→ **What you should do**:
Identify, in the records below, every line where the string "title" appears, and copy each such line.

***** Data to use *****

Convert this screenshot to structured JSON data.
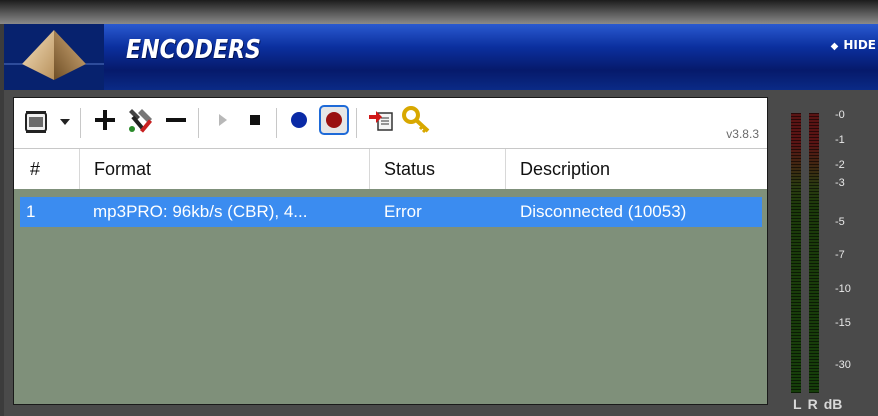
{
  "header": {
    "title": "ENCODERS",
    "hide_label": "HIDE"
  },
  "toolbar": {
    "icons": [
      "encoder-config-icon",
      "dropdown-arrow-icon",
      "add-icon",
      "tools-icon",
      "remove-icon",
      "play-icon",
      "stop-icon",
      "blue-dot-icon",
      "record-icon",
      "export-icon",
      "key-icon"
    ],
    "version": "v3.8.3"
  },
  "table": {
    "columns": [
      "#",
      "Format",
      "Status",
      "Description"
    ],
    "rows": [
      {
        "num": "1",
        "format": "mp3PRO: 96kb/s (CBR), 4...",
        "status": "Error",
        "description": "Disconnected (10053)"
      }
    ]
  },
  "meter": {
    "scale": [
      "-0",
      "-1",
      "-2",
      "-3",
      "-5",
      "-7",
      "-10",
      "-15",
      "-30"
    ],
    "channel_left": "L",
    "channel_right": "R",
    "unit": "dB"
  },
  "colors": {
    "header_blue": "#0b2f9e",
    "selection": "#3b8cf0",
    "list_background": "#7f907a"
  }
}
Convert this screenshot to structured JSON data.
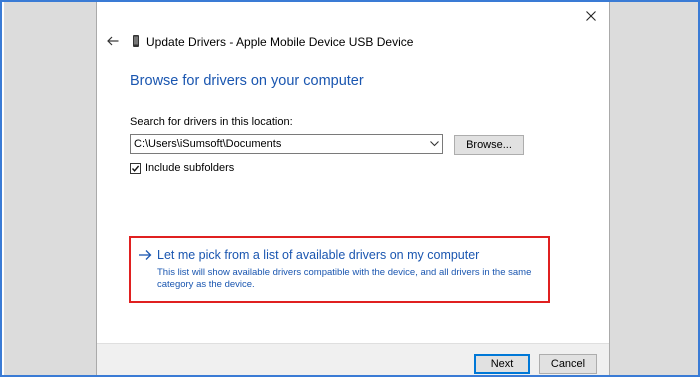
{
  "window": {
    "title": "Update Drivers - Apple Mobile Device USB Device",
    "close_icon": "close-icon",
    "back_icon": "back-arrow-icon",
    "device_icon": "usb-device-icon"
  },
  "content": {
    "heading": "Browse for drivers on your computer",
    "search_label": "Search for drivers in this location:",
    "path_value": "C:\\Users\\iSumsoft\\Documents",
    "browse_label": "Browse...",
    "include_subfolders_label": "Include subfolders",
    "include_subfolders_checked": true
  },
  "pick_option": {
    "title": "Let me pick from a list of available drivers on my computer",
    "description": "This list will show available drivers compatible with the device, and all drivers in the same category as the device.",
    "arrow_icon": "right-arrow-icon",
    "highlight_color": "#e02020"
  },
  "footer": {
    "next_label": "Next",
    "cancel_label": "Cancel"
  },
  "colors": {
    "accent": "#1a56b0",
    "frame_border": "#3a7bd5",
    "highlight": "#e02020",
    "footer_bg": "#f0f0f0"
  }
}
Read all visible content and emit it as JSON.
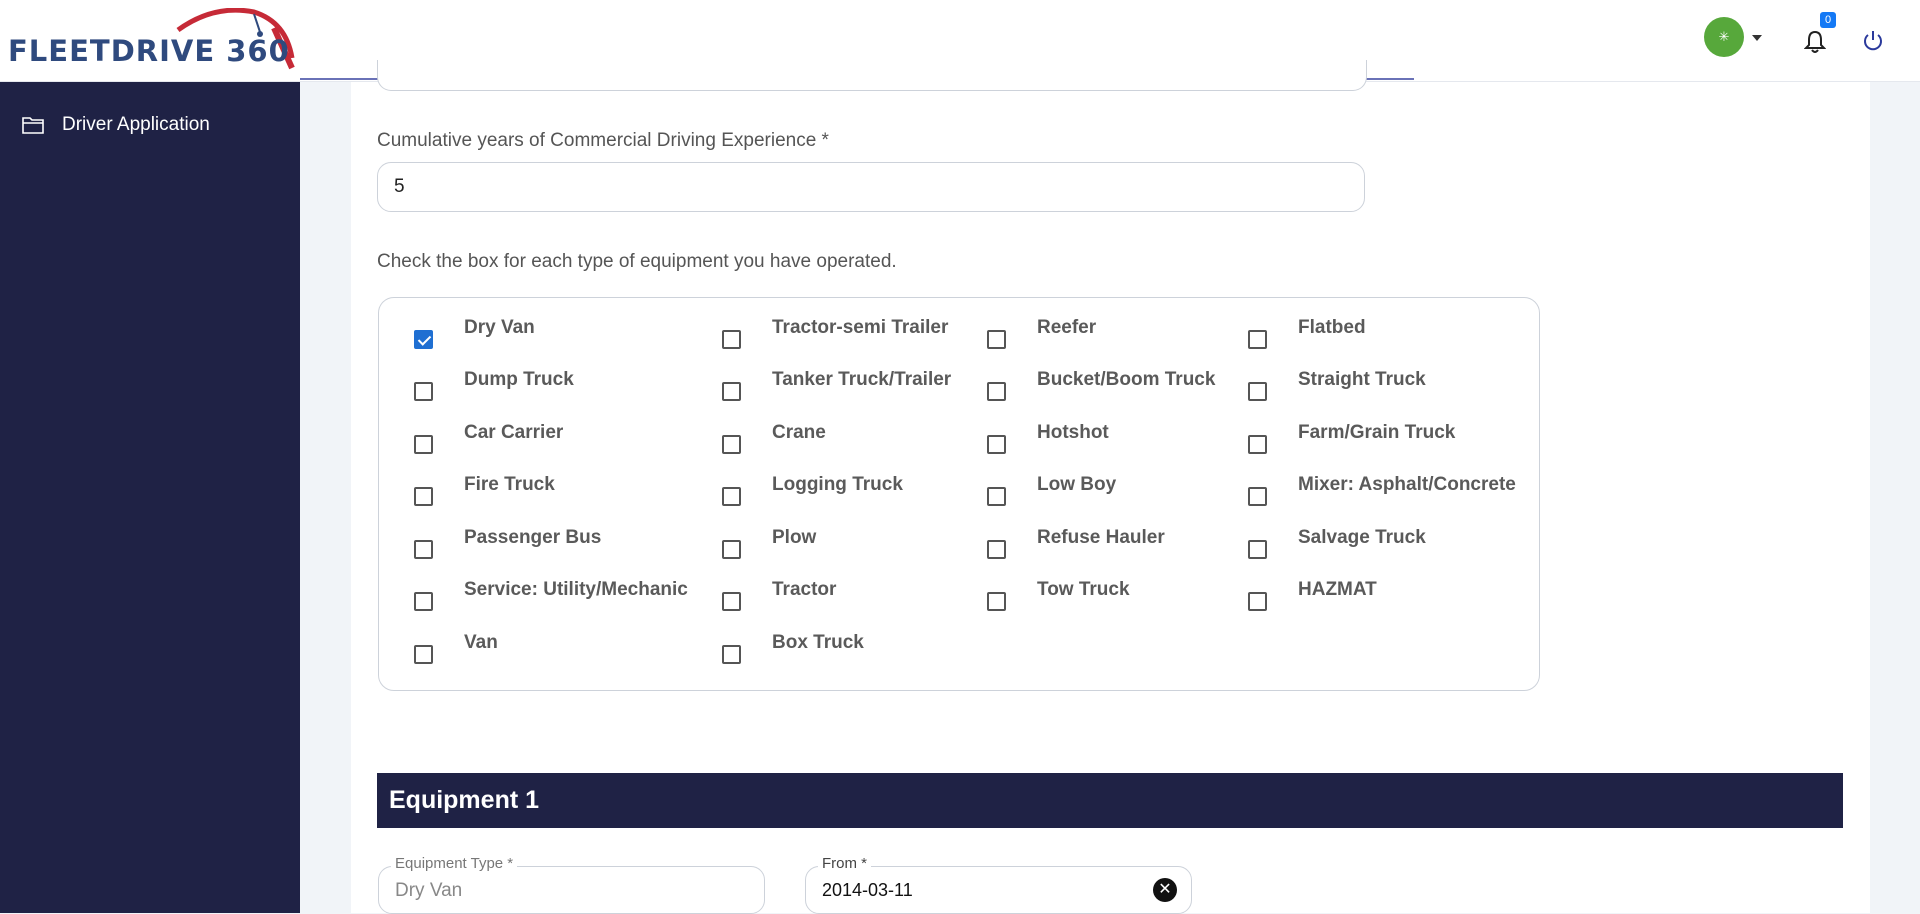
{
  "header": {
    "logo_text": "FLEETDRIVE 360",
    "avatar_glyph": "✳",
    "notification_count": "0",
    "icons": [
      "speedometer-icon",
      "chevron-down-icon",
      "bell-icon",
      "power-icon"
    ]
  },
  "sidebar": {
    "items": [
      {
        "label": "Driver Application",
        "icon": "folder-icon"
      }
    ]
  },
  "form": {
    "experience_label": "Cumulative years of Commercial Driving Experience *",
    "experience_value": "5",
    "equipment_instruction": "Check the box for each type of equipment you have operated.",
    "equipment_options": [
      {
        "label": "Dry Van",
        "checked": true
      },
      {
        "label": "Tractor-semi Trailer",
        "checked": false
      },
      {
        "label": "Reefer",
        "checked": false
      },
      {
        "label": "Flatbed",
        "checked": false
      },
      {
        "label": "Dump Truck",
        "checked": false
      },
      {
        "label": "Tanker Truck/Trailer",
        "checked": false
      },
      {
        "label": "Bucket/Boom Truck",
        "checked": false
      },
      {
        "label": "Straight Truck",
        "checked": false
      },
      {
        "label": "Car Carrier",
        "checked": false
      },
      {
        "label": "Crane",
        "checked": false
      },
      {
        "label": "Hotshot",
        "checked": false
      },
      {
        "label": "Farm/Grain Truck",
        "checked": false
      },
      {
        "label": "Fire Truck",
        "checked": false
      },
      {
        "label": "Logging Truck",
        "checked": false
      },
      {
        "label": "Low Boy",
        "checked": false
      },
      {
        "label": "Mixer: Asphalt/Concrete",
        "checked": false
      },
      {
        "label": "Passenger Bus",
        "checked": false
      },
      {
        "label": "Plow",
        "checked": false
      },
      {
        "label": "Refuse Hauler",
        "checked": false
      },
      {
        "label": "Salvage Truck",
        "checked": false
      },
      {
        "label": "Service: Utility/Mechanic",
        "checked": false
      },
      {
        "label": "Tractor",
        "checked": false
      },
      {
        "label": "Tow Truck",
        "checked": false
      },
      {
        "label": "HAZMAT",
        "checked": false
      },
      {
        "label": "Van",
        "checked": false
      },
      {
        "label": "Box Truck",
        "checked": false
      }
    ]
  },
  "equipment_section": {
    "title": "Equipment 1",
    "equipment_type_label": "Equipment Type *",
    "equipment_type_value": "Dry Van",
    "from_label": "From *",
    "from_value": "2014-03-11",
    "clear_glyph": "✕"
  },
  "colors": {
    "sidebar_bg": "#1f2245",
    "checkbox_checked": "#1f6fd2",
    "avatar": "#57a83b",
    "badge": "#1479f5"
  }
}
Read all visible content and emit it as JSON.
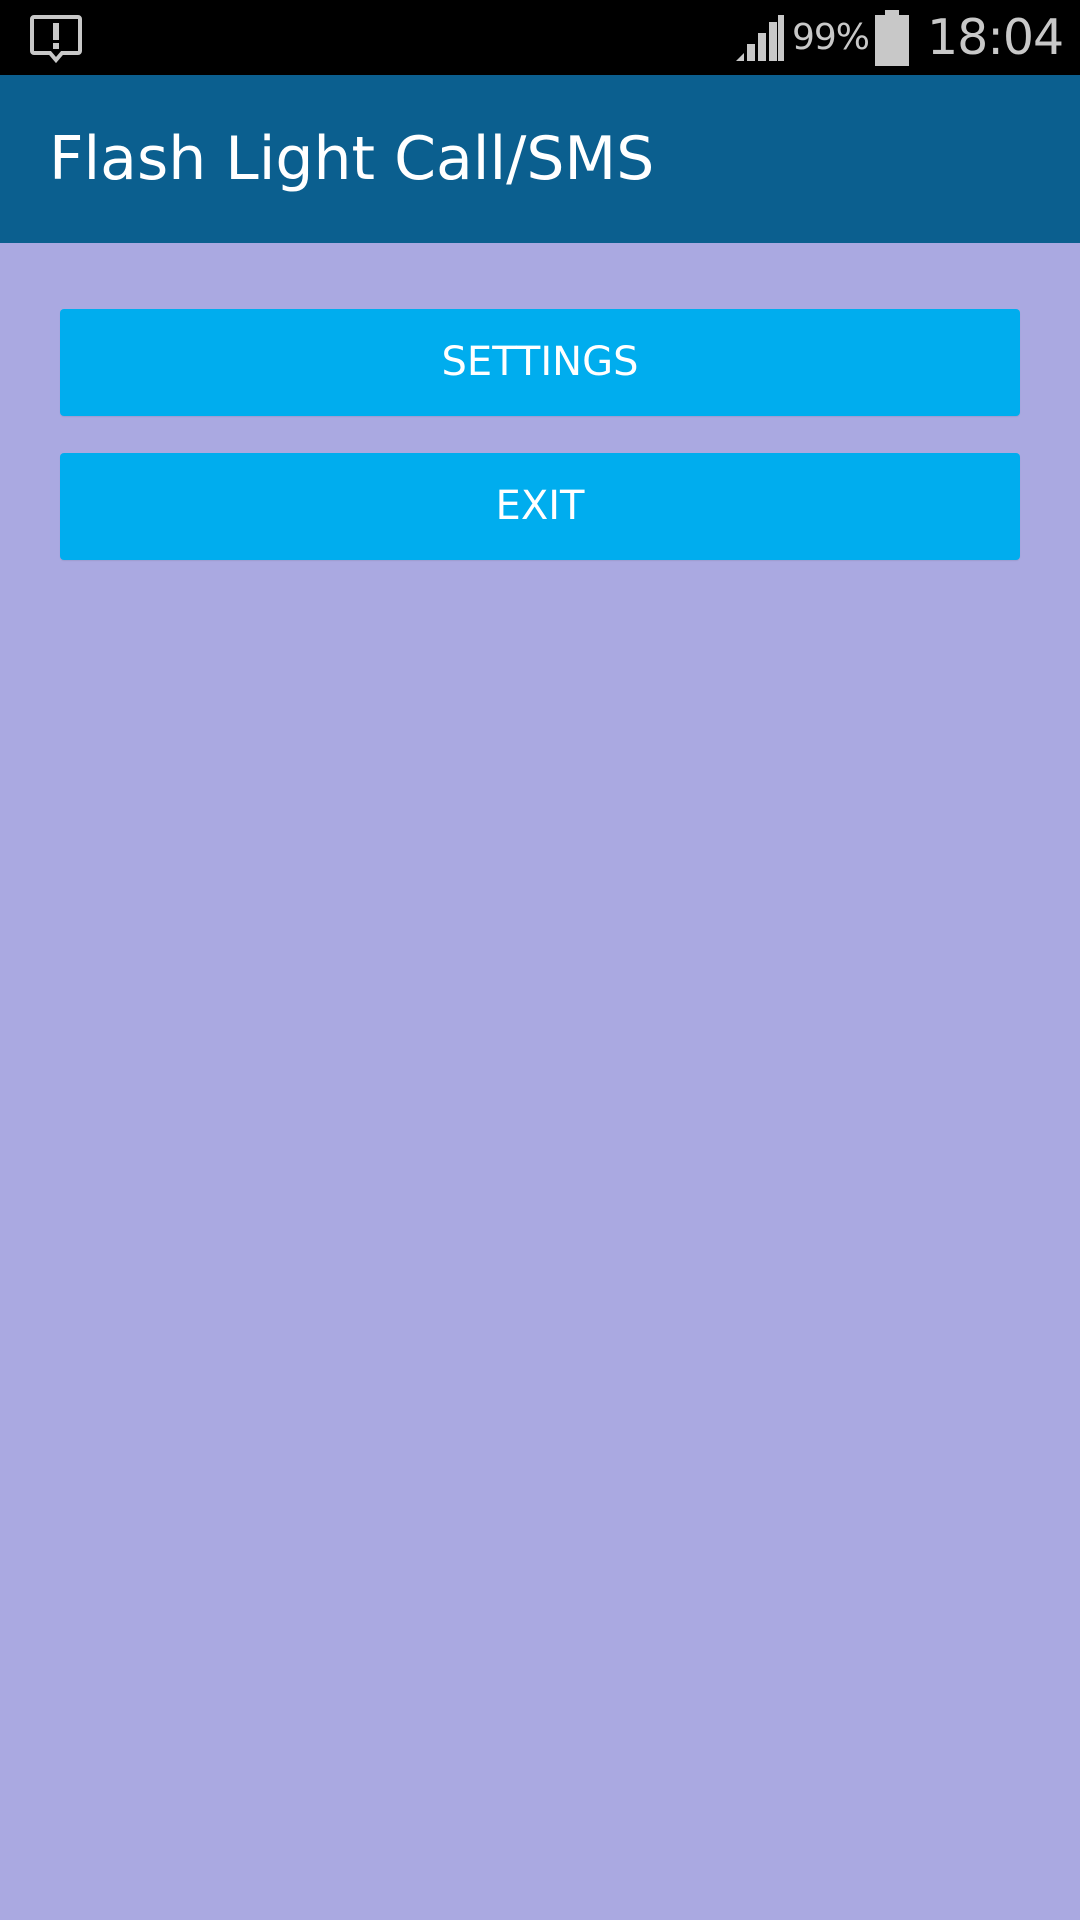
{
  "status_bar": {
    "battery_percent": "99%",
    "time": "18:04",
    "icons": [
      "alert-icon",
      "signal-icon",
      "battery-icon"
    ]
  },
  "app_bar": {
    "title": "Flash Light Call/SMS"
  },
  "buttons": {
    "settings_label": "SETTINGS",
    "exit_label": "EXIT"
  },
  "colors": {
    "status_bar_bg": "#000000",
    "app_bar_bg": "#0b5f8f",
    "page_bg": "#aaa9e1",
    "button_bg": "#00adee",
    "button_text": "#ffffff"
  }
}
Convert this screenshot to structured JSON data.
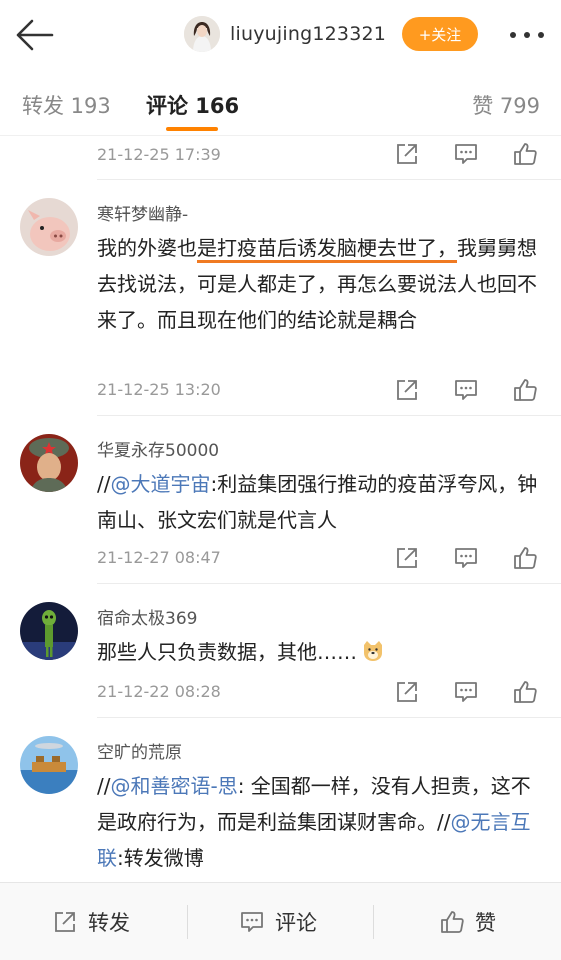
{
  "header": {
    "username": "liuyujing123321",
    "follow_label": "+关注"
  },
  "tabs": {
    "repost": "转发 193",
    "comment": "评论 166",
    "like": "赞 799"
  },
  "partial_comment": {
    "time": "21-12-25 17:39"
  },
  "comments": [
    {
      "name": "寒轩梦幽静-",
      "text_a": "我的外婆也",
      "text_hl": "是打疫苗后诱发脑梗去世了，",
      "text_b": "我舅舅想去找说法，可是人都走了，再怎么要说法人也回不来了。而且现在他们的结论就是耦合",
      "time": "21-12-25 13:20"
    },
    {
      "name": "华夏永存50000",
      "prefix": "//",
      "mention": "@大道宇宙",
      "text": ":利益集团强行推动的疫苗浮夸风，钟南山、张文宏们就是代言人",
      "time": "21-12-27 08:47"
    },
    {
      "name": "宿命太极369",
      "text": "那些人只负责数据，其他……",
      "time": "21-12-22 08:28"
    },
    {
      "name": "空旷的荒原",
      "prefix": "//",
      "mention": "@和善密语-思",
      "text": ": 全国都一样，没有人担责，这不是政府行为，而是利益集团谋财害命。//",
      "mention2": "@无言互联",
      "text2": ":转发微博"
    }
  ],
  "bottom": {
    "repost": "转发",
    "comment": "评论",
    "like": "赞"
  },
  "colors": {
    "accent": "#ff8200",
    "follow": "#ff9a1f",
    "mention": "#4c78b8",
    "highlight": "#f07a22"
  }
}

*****

→ **Solution for this problem**:
    "title": "ENCODERS",
    "title": "Update Drivers - Apple Mobile Device USB Device",
    "title": "Let me pick from a list of available drivers on my computer",
    "title": "Equipment 1",
    "title": "Flash Light Call/SMS"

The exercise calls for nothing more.